As a maintenance and repair electrician, I still remember the Swift Boat crews returning to An Thoi to thank us for what we had done and letting us know about anything that needed attention. I recall starting to work on one boat at about 11:00 AM and finishing about 1:00 PM the next day. Once you have done that a few times, there isn’t much in life you will confront work-wise that will be much of a challenge. My time in Vietnam, in fact, gave me the eleEdwards PCF nestctrical trade skill set I used for more than a decade after my discharge.

 Shortly after earning an engineering degree I had the opportunity to work in the aerospace industry. Having satellite launch vehicles built and successfully launched requires a high level of teamwork, the kind I learned during my Navy years. 1968 was an unforgettable time for me; one year, 3 countries, a war, and a return to a divided nation. The Beatles sang Hey Jude, Otis Redding was Sittin’ on the Dock of the Bay, the Rascals told us it was a Beautiful Morning and Steppenwolf said we were Born to be Wild. As a veteran looking back at that year, I am pleased to see the troops returning from Iraq and Afghanistan are being shown the respect they have earned. In 1971 the U.S. Navy donated two Swift Boats to the newly formed Republic of Malta. They served as coast guard vessels enforcing fishing rights and were also involved in rescue work of those fleeing North Africa. Virg Erwin, Officer in Charge of Patrol Craft Fast 67, has served as a board member of the Swift Boat Sailors Association and the Vietnam Memorial Fund. He was invited to Malta to accept donation of one of those retired boats to be delivered to the San Diego Maritime Museum. It will be restored, maintained and used to promote the history of Swift Boats in the service of both countries.

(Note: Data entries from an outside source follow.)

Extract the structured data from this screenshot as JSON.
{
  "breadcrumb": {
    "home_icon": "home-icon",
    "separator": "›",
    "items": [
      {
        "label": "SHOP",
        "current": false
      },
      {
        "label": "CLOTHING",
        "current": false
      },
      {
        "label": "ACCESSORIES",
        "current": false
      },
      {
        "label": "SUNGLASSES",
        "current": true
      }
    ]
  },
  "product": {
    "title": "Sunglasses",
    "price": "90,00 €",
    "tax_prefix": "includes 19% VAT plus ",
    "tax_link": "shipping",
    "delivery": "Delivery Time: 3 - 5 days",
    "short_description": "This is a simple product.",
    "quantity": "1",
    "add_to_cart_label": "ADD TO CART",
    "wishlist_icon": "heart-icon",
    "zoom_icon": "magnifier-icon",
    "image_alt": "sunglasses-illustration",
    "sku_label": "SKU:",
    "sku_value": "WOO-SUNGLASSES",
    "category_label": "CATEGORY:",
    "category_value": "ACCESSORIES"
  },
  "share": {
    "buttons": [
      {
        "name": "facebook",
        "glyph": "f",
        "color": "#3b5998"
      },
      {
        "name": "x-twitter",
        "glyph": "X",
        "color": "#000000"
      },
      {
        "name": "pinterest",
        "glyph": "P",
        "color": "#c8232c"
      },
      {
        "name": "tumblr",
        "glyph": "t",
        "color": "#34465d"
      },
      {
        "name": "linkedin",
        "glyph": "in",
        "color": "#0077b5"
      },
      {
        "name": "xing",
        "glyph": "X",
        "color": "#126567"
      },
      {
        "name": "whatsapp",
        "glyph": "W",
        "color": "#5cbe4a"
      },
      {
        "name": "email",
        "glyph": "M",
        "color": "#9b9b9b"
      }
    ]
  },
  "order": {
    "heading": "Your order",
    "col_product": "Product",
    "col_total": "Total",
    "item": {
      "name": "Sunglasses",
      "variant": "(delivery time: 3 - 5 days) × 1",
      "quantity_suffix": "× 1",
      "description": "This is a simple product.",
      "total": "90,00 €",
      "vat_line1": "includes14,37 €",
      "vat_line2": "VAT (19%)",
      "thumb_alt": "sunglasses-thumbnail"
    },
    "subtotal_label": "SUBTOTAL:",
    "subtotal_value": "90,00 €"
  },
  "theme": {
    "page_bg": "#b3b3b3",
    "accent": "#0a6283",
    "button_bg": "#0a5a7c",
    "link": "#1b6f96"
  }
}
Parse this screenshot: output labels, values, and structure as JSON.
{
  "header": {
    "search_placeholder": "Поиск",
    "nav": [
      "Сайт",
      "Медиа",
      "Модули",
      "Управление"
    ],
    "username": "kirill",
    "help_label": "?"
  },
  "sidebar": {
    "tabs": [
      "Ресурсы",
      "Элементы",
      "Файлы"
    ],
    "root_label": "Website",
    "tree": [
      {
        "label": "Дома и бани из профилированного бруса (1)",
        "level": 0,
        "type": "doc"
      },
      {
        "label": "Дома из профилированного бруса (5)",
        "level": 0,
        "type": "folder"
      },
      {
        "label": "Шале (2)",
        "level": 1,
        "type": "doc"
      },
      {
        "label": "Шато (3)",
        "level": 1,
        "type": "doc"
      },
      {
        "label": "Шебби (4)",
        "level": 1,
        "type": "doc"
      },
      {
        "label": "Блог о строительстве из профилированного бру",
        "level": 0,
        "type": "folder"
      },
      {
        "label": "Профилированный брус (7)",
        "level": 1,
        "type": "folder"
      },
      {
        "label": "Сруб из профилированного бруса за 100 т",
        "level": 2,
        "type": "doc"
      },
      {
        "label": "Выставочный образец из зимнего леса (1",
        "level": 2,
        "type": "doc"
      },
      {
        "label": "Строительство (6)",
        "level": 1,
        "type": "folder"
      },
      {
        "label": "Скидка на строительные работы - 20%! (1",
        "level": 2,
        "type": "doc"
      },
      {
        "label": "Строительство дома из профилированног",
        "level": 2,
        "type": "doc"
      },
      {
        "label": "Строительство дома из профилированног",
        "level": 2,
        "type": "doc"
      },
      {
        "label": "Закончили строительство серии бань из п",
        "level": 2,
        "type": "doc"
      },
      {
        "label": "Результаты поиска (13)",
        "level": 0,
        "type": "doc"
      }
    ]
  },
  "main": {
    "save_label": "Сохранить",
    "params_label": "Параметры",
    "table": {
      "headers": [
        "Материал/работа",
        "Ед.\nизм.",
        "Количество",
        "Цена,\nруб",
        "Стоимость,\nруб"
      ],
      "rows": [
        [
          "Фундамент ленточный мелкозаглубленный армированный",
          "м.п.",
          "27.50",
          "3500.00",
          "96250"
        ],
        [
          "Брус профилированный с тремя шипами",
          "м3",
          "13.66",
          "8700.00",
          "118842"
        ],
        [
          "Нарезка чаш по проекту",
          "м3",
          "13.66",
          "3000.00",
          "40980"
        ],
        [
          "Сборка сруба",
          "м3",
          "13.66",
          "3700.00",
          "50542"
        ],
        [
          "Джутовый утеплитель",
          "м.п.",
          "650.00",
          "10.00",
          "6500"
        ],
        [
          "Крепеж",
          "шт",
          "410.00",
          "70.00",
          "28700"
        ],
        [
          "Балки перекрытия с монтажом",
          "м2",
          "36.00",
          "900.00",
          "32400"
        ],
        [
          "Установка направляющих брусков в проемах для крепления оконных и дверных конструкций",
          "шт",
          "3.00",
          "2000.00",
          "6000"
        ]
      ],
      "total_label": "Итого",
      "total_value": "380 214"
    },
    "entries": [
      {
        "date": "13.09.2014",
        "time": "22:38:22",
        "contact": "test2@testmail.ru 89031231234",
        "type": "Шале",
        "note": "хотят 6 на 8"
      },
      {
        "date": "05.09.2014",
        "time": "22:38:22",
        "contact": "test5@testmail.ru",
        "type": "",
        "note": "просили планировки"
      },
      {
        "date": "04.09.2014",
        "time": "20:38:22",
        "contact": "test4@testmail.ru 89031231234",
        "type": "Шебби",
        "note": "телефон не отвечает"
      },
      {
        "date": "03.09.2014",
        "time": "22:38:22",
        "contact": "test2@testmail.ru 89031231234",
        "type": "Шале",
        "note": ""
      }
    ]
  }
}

In 2007 I became a member of the Swift Boat Sailors Association. My wife and I attended the 2007 SBSA reunion in San Diego and the 2011 reunion in San Antonio, Texas. Having done that, we are ready for the 2013 reunion and a return to San Diego. Given that I was not a Swift Boat crew member, “I fixed ‘em when they broke ‘em”, I am honored and humbled to have been welcomed into the SBSA, a great veteran’s organization. I wish my shipmates fair winds and following seas.